One of the things, speaking as a nerd, that I love is open source software and code. I develop a lot of websites that need some pretty intricate abilities, and thanks to open source developers, I can do things that otherwise I’d have to hire someone to do.
The platform I build most sites on is WordPress, which is fully open source, community developed web publishing software. In addition to the core functionality, anyone with an idea and a little PHP and Java ability can create plugins that make WordPress take on extra functions. I frequently pay developers to create new plugins. But the thing is, when I pay developers to do that type of work, they are then published on the web so anyone can use them.
But there’s a downside. There are a ton of orphan projects… with WordPress, that usually shows up as plugins that don’t get updated as frequently as WordPress itself (or the plugin author gets bored and stops updating it). So one day your WordPress site works great, and the next day after you upgrade, something is broken. The only solution is to try and update the plugin yourself or pay someone else to do it. Usually it’s cost prohibitive to figure out what some other developer has spent years doing, so it’s easier just to take that feature off the site.

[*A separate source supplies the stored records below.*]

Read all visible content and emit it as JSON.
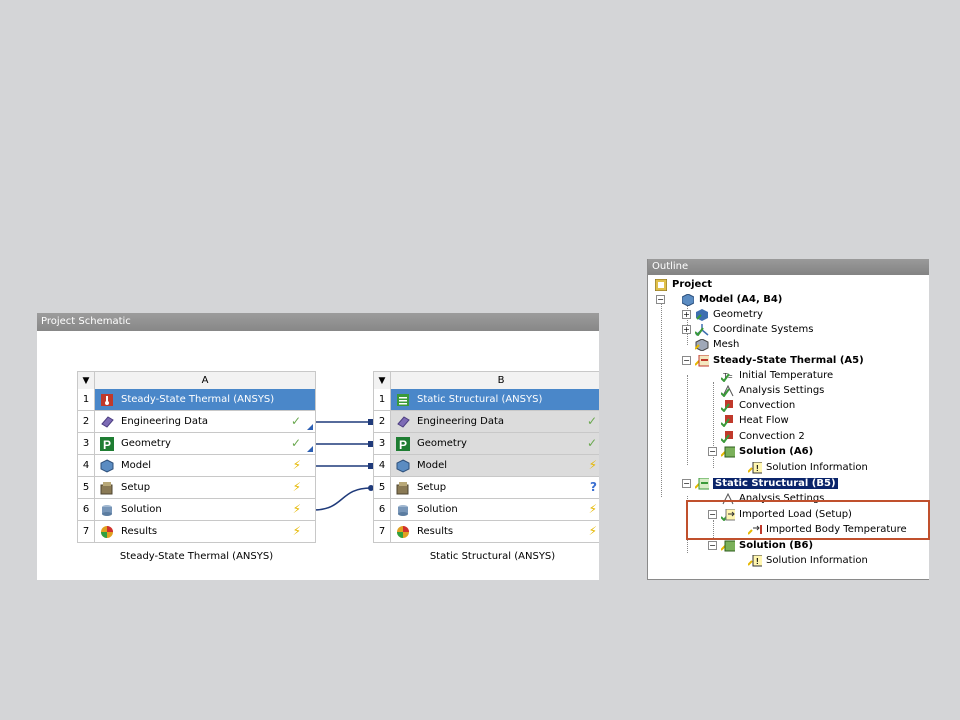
{
  "schematic": {
    "title": "Project Schematic",
    "systems": [
      {
        "column": "A",
        "header": "Steady-State Thermal (ANSYS)",
        "name": "Steady-State Thermal (ANSYS)",
        "rows": [
          {
            "num": "2",
            "label": "Engineering Data",
            "status": "✓",
            "status_kind": "ok"
          },
          {
            "num": "3",
            "label": "Geometry",
            "status": "✓",
            "status_kind": "ok"
          },
          {
            "num": "4",
            "label": "Model",
            "status": "⚡",
            "status_kind": "bolt"
          },
          {
            "num": "5",
            "label": "Setup",
            "status": "⚡",
            "status_kind": "bolt"
          },
          {
            "num": "6",
            "label": "Solution",
            "status": "⚡",
            "status_kind": "bolt"
          },
          {
            "num": "7",
            "label": "Results",
            "status": "⚡",
            "status_kind": "bolt"
          }
        ]
      },
      {
        "column": "B",
        "header": "Static Structural (ANSYS)",
        "name": "Static Structural (ANSYS)",
        "rows": [
          {
            "num": "2",
            "label": "Engineering Data",
            "status": "✓",
            "status_kind": "ok"
          },
          {
            "num": "3",
            "label": "Geometry",
            "status": "✓",
            "status_kind": "ok"
          },
          {
            "num": "4",
            "label": "Model",
            "status": "⚡",
            "status_kind": "bolt"
          },
          {
            "num": "5",
            "label": "Setup",
            "status": "?",
            "status_kind": "q"
          },
          {
            "num": "6",
            "label": "Solution",
            "status": "⚡",
            "status_kind": "bolt"
          },
          {
            "num": "7",
            "label": "Results",
            "status": "⚡",
            "status_kind": "bolt"
          }
        ]
      }
    ],
    "header_num": "1",
    "arrow": "▼"
  },
  "outline": {
    "title": "Outline",
    "nodes": {
      "project": "Project",
      "model": "Model (A4, B4)",
      "geometry": "Geometry",
      "coord": "Coordinate Systems",
      "mesh": "Mesh",
      "thermal": "Steady-State Thermal (A5)",
      "init_temp": "Initial Temperature",
      "analysis_a": "Analysis Settings",
      "convection": "Convection",
      "heat_flow": "Heat Flow",
      "convection2": "Convection 2",
      "solution_a6": "Solution (A6)",
      "sol_info_a": "Solution Information",
      "structural": "Static Structural (B5)",
      "analysis_b": "Analysis Settings",
      "imported_load": "Imported Load (Setup)",
      "imported_temp": "Imported Body Temperature",
      "solution_b6": "Solution (B6)",
      "sol_info_b": "Solution Information"
    }
  }
}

My blog is built on WordPress, and I use over 20 plugins to support extra functionality, some of which you may not even recognize without me pointing it out.

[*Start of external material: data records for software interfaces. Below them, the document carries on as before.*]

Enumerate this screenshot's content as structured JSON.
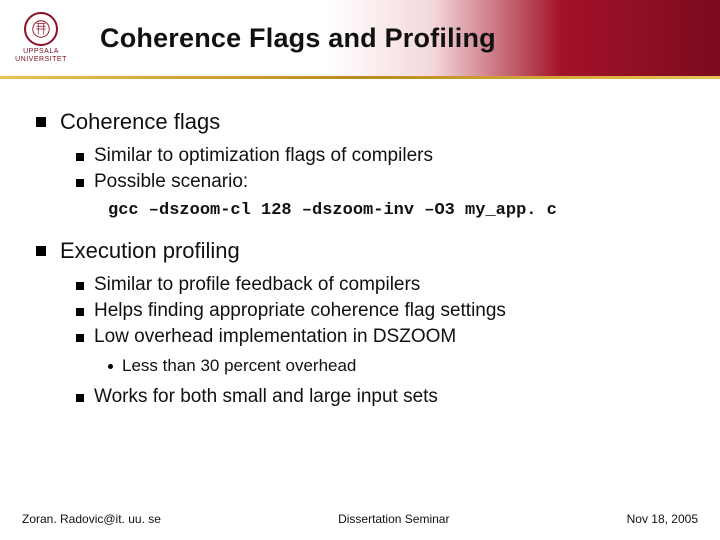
{
  "logo": {
    "line1": "UPPSALA",
    "line2": "UNIVERSITET"
  },
  "title": "Coherence Flags and Profiling",
  "sections": [
    {
      "heading": "Coherence flags",
      "items": [
        "Similar to optimization flags of compilers",
        "Possible scenario:"
      ],
      "code": "gcc –dszoom-cl 128 –dszoom-inv –O3 my_app. c"
    },
    {
      "heading": "Execution profiling",
      "items": [
        "Similar to profile feedback of compilers",
        "Helps finding appropriate coherence flag settings",
        "Low overhead implementation in DSZOOM",
        "Works for both small and large input sets"
      ],
      "subitems_after_index": 2,
      "subitems": [
        "Less than 30 percent overhead"
      ]
    }
  ],
  "footer": {
    "left": "Zoran. Radovic@it. uu. se",
    "center": "Dissertation Seminar",
    "right": "Nov 18, 2005"
  }
}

Ultimately it’s a tradeoff. Commercial software developers tend to be around longer, but they are also expensive and totally unresponsive to user requests, and you can’t usually customize commercial software to your specific needs.